Aims: Burrowing mammals tend to be more hypoxia tolerant than non-burrowing mammals and rely less on increases in ventilation and more on decreases in metabolic rate to tolerate hypoxia. Naked mole-rats (Heterocephalus glaber, NMRs), eusocial mammals that live in large colonies, are among the most hypoxia-tolerant mammals, and rely almost solely on decreases in metabolism with little change in ventilation during hypoxia. We hypothesized that the remarkable hypoxia tolerance of NMRs is an evolutionarily conserved trait derived from repeated exposure to severe hypoxia owing to their burrow environment and eusocial colony organization.
Methods: We used whole-body plethysmography and indirect calorimetry to measure the hypoxic ventilatory and metabolic responses of eight mole-rat species closely related to the NMR.
Results: We found that all eight species examined had a strong tolerance to hypoxia, with most species tolerating 3 kPa O2 , Heliophobius emini tolerating 2 kPa O2 and Bathyergus suillus tolerating 5 kPa O2 . All species examined employed a combination of increases in ventilation and decreases in metabolism in hypoxia, a response midway between that of the NMR and that of other fossorial species (larger ventilatory responses, lesser reductions in metabolism). We found that eusociality is not fundamental to the physiological response to hypoxia of NMRs as Fukomys damarensis, another eusocial species, was among this group.
Conclusions: Our data suggest that, while the NMR is unique in the pattern of their physiological response to hypoxia, eight closely related mole-rat species share the ability to tolerate hypoxia like the current "hypoxia-tolerant champion," the NMR.

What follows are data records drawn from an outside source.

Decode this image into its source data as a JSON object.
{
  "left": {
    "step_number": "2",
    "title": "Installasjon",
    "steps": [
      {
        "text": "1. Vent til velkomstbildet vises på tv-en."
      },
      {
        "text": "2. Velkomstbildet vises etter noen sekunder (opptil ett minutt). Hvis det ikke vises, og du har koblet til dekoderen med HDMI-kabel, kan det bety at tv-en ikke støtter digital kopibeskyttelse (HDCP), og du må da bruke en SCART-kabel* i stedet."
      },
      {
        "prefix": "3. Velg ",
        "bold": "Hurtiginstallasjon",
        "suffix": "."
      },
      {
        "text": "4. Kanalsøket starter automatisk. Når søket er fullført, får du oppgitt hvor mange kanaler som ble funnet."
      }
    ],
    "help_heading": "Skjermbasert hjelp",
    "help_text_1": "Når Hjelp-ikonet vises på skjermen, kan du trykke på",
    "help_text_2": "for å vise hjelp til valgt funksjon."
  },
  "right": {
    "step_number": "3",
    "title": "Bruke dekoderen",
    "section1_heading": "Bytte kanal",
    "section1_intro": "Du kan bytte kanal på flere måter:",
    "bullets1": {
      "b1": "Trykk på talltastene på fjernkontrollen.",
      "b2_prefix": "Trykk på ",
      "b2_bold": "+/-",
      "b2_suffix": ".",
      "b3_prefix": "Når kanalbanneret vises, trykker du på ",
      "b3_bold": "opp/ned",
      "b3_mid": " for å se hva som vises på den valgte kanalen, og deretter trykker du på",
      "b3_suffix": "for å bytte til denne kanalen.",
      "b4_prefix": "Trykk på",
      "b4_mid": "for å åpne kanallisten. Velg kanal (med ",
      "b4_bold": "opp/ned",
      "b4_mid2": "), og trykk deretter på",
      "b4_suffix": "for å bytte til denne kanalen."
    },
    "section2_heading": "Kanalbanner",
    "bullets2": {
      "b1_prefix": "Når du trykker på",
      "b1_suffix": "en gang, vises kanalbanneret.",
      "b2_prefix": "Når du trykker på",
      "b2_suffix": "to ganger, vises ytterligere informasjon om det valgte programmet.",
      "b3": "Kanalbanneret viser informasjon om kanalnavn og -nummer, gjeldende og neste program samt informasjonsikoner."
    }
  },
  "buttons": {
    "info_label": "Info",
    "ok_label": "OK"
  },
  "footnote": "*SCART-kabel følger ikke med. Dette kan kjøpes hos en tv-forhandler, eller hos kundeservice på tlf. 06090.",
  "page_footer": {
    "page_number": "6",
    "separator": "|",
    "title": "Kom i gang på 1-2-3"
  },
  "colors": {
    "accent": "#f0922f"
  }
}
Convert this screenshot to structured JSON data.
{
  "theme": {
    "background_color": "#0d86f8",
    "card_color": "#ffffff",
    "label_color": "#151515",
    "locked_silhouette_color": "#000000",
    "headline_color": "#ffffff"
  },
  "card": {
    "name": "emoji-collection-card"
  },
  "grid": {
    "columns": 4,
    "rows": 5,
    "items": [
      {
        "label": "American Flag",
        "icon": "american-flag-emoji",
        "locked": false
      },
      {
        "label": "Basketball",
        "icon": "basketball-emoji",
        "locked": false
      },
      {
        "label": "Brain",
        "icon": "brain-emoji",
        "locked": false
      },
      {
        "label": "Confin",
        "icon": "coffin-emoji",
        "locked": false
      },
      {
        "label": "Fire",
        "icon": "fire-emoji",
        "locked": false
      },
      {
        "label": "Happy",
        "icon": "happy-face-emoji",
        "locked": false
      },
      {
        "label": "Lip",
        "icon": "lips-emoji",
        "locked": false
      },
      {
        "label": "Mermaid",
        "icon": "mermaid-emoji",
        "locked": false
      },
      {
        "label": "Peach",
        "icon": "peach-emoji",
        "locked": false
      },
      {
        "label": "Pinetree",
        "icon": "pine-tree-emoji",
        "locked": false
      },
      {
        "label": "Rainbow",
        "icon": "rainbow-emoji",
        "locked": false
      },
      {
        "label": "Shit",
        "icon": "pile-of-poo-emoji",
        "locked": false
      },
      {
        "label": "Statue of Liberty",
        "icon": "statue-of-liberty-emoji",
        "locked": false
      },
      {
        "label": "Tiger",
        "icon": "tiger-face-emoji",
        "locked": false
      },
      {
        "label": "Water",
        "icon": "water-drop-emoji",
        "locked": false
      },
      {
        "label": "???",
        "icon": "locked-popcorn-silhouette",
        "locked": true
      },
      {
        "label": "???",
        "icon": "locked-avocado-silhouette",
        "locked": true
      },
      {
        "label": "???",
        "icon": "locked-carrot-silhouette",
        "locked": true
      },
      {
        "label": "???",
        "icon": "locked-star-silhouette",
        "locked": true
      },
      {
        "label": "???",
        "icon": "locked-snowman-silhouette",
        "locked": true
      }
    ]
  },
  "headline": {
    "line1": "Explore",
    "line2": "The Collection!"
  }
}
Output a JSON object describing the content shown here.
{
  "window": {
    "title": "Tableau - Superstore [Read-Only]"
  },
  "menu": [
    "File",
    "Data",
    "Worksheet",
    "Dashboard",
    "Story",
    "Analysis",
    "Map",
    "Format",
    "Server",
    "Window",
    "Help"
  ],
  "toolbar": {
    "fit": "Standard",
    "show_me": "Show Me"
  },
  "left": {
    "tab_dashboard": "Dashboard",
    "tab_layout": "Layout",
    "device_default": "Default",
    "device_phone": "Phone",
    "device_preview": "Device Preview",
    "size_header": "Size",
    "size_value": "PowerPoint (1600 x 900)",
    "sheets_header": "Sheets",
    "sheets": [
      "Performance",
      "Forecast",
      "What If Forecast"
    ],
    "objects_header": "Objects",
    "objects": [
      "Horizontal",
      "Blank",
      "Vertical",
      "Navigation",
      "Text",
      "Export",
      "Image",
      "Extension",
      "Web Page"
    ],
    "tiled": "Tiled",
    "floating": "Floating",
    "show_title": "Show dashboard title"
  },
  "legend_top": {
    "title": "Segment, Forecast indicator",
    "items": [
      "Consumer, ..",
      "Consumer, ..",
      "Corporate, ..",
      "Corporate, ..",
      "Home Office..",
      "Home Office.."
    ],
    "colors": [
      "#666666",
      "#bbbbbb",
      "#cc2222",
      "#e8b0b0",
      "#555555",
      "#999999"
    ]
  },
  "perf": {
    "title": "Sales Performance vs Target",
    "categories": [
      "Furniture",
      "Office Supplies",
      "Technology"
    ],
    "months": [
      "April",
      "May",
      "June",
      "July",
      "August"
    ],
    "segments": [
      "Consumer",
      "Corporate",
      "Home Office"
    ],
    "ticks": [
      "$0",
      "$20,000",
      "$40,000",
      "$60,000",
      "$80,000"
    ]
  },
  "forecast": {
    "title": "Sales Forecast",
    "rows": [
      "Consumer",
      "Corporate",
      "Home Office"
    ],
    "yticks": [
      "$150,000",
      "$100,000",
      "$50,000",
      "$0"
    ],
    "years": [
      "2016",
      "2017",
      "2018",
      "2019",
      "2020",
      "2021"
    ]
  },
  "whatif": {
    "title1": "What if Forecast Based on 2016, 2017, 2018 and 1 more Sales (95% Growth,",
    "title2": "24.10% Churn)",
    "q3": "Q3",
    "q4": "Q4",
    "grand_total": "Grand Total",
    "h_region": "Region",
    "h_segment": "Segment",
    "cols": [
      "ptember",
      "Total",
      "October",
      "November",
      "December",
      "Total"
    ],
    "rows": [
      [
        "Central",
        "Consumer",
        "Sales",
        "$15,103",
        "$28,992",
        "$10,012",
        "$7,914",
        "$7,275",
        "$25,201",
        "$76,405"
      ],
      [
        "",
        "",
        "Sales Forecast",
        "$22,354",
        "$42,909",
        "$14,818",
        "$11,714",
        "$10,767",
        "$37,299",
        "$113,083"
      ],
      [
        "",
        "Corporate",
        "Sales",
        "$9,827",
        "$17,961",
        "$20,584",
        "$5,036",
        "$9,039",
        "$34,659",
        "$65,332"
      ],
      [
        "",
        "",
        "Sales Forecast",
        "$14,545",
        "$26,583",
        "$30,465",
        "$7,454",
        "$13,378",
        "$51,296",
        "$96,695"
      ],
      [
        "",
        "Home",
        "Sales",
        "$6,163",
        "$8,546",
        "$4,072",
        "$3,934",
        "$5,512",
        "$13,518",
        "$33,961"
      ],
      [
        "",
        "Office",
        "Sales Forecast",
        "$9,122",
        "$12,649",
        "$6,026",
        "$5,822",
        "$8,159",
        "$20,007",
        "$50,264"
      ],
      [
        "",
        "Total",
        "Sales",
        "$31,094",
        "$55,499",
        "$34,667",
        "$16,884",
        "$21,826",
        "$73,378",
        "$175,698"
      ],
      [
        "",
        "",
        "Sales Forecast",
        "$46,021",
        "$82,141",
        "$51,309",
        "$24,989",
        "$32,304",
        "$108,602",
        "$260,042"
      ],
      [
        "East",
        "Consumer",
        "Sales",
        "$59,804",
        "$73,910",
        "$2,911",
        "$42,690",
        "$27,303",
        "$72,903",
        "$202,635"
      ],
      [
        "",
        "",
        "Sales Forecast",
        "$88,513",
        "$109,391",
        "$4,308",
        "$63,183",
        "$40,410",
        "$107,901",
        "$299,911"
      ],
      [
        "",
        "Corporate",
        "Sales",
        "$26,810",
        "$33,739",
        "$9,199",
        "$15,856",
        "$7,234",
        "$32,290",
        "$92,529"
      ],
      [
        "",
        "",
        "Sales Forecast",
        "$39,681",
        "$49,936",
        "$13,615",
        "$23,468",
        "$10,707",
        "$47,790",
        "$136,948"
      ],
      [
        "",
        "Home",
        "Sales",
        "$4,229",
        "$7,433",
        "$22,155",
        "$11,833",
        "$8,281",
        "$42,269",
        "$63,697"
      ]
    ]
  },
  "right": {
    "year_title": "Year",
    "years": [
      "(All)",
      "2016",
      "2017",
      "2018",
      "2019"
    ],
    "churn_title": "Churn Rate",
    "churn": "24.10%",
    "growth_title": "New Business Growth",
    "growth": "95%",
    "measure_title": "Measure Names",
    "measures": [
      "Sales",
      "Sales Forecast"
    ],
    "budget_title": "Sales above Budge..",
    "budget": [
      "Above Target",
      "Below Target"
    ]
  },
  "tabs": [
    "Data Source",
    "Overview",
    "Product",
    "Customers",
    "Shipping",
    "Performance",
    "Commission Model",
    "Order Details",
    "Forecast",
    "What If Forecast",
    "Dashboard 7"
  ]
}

Keywords: chemosensitivity; control of breathing; fossorial; hypoxic metabolic response; hypoxic ventilatory response; thermoregulation.
© 2019 Scandinavian Physiological Society. Published by John Wiley & Sons Ltd.